Even the US admits that the S-400 is superior to the US Patriot in terms of technology and also in terms of value for money. The problem for the US is that it cannot compete with Russia on costs and therein lay the problem. Also the US sees India going the way of another long term ally of the US, Turkey, which has also purchased these S-400 missiles from Russia. The Turkey order will be delivered by Russia in December. In the case of Turkey, the S-400 deal has angered Washington with calls to block the transfer of the US F-35 Joint Strike Fighters to Turkey. US Defence officials worry that the S-400 could be used to gather technical data on US designed fighter planes and that critical information could be passed to Moscow either intentionally or unintentionally through a back door in the Russian designed system. In the case of India, the purchase of the S-400 may result in the US refusing to sell “advanced fighter aircraft” in the future.
Real issue is the huge Indian defence market
According to a report by Royal Institute of International Affairs, UK India accounted for 10.3% of global arms imports between 2000 and 2016, with Russia supplying 72% of those imports. The US is catching up fast and has become India’s second largest arms supplier, ahead of Israel. In fact, Lockheed Martin has even offered to move its production of F-16 fighter jets to India, if the Indian government granted it a contract to supply fighter jets to the country’s air force. While the US would be keen to increase its market share in the Indian defence pie, it would not want to jeopardize its future order flow from India by imposing sanctions on India at this point of time. The need to maintain a strategic truck with India could impel Washington to overlook India’s purchase of the S-400.
Will there be sanctions by the US on India; or is it just a warning?
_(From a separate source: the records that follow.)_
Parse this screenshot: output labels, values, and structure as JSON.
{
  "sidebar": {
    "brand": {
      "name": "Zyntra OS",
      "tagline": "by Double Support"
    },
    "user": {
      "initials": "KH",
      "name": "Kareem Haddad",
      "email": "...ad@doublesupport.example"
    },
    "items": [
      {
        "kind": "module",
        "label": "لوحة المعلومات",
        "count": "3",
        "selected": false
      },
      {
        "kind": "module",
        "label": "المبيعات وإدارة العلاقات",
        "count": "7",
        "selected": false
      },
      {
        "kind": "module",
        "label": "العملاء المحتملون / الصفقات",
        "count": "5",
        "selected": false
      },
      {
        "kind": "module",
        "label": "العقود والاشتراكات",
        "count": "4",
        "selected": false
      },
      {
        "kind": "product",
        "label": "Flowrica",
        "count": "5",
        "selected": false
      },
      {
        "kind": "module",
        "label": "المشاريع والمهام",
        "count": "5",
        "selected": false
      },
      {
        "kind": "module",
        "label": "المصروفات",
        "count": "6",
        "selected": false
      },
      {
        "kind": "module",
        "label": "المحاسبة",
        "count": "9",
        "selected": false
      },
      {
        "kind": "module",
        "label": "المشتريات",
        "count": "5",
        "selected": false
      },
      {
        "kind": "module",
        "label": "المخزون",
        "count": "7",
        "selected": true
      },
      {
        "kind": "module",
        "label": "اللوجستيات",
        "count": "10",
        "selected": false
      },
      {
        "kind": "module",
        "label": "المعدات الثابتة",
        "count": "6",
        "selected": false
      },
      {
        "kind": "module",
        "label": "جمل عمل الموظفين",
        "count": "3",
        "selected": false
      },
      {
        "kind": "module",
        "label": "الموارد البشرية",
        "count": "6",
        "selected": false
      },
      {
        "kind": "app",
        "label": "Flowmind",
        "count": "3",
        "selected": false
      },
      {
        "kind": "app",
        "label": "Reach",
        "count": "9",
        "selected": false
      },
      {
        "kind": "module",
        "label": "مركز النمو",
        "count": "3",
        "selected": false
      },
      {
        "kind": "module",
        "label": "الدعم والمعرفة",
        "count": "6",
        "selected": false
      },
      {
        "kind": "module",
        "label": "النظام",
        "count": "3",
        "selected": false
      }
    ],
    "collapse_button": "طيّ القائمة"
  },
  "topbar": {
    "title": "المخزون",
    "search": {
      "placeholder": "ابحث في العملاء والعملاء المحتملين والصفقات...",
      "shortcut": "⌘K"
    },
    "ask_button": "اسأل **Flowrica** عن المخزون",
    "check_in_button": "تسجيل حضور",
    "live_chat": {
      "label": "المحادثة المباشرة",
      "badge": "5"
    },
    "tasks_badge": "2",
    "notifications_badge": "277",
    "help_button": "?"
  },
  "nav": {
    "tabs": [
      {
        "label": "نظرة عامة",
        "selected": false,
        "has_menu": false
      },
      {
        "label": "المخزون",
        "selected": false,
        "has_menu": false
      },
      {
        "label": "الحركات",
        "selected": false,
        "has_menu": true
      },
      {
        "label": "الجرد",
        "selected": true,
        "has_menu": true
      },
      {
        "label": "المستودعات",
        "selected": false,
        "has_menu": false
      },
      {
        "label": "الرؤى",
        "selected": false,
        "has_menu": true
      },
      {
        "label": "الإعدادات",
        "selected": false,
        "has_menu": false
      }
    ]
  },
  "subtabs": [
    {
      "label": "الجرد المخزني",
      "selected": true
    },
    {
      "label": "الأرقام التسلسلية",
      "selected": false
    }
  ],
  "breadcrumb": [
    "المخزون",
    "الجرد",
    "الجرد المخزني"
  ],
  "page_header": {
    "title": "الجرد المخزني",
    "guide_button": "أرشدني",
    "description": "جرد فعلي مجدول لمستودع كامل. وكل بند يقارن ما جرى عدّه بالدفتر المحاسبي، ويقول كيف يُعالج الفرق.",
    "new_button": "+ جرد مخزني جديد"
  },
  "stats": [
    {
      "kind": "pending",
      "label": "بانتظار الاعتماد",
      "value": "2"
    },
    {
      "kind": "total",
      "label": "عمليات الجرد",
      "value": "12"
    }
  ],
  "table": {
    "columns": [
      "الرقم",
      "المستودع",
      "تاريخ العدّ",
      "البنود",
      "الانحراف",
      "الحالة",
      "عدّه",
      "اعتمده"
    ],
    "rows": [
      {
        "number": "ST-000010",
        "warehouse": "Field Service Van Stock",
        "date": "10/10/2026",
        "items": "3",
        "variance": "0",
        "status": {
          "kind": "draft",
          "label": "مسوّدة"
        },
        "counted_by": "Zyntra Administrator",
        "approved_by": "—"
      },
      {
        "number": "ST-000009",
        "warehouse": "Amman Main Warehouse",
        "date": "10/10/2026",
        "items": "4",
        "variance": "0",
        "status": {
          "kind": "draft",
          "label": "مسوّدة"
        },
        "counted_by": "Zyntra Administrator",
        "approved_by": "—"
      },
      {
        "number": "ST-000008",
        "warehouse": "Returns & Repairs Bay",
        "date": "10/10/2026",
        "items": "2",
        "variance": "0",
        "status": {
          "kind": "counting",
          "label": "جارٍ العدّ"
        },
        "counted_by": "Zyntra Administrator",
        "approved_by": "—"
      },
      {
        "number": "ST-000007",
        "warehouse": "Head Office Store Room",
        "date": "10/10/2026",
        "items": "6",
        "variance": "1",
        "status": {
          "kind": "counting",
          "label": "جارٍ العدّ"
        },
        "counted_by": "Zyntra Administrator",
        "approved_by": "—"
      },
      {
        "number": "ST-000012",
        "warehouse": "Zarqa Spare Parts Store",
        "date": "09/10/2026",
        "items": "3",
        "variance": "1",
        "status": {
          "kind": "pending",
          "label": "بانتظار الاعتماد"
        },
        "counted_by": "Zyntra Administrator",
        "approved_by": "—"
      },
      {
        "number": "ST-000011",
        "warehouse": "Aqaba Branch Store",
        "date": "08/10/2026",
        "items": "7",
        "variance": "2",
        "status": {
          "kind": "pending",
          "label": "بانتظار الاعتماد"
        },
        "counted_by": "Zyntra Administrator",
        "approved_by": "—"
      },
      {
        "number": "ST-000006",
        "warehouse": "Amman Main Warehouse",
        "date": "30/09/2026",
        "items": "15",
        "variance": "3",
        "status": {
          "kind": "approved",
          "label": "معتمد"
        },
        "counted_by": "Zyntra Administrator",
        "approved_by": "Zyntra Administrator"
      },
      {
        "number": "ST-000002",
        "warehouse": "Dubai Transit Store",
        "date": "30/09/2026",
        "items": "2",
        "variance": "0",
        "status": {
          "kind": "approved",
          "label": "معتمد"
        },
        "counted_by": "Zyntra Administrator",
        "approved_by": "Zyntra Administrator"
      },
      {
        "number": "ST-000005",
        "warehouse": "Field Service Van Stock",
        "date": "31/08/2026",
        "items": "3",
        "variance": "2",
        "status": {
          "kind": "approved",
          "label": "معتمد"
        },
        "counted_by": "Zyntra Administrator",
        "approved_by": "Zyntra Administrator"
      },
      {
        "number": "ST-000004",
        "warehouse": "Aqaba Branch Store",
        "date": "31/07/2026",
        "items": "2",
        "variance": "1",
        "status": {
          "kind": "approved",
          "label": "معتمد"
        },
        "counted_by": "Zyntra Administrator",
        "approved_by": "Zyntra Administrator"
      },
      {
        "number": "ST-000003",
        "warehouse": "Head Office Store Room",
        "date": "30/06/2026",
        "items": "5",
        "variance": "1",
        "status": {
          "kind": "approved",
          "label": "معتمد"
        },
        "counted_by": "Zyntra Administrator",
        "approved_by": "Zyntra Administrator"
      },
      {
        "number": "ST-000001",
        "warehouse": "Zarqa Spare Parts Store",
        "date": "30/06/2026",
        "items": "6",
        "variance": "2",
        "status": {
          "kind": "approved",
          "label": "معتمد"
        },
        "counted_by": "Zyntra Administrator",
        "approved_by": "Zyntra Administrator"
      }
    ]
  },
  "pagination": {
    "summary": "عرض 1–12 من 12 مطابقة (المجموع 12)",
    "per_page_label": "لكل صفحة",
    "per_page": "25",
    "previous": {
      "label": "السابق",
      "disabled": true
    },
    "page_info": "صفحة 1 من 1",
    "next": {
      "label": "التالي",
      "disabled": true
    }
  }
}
The US has confirmed that it is working to impose CAATSA Section 231 in a way that is lawful but will also leave the waiver authority leeway. However, it does look like the US would be unlikely to risk destabilizing its strategic alliance with India. So, while India does risk US sanctions following the $5 billion Russia defence deal, the US would also do its best to input waivers to make the hit more palatable. The deal is already signed between Modi and Putin and immediately on signing the deal, the US sanctions under legislation known as Countering America’s Adversaries through Sanctions Act (CAATSA), could come into force.
Why India may attract more exemptions than sanctions
In September, the US had imposed sanctions against China for its purchases of Russian military equipment, including the S-400, under CAATSA legislation. But, China is an emerging rival power for the US while India is seen more as a key strategic ally by the US. The US defence chiefs have worked hard to increase cooperation with Delhi in a range of areas in recent years and would not want to lose out on this traction. India purchasing Russian weapons systems effectively forces Trump to choose between punishing Delhi and destroying the fledgling defence relationship. A carefully worded exemption may be a better choice for the US; and for India too.